● The task
Each line below that holds the word "selected" counts toward the answer; reply with the total number only.
————
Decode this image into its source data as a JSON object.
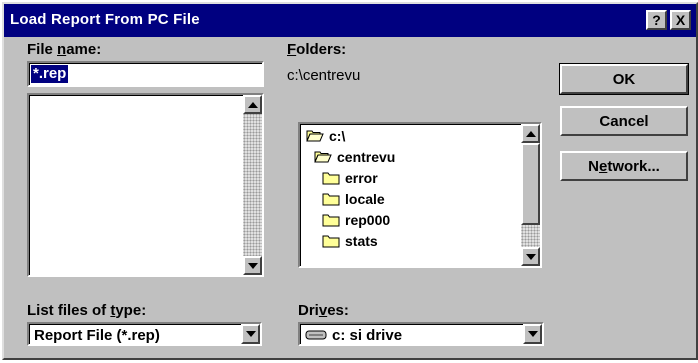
{
  "dialog": {
    "title": "Load Report From PC File",
    "help_label": "?",
    "close_label": "X"
  },
  "file_name": {
    "label_pre": "File ",
    "label_accel": "n",
    "label_post": "ame:",
    "value": "*.rep",
    "file_list": []
  },
  "folders": {
    "label_accel": "F",
    "label_post": "olders:",
    "current_path": "c:\\centrevu",
    "items": [
      {
        "name": "c:\\",
        "state": "open"
      },
      {
        "name": "centrevu",
        "state": "open"
      },
      {
        "name": "error",
        "state": "closed"
      },
      {
        "name": "locale",
        "state": "closed"
      },
      {
        "name": "rep000",
        "state": "closed"
      },
      {
        "name": "stats",
        "state": "closed"
      }
    ]
  },
  "file_type": {
    "label_pre": "List files of ",
    "label_accel": "t",
    "label_post": "ype:",
    "selected": "Report File (*.rep)"
  },
  "drives": {
    "label_pre": "Dri",
    "label_accel": "v",
    "label_post": "es:",
    "selected": "c: si drive"
  },
  "buttons": {
    "ok": "OK",
    "cancel": "Cancel",
    "network_pre": "N",
    "network_accel": "e",
    "network_post": "twork..."
  },
  "colors": {
    "title_bar": "#000080",
    "face": "#c0c0c0",
    "folder": "#ffff99"
  }
}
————
● Output below
2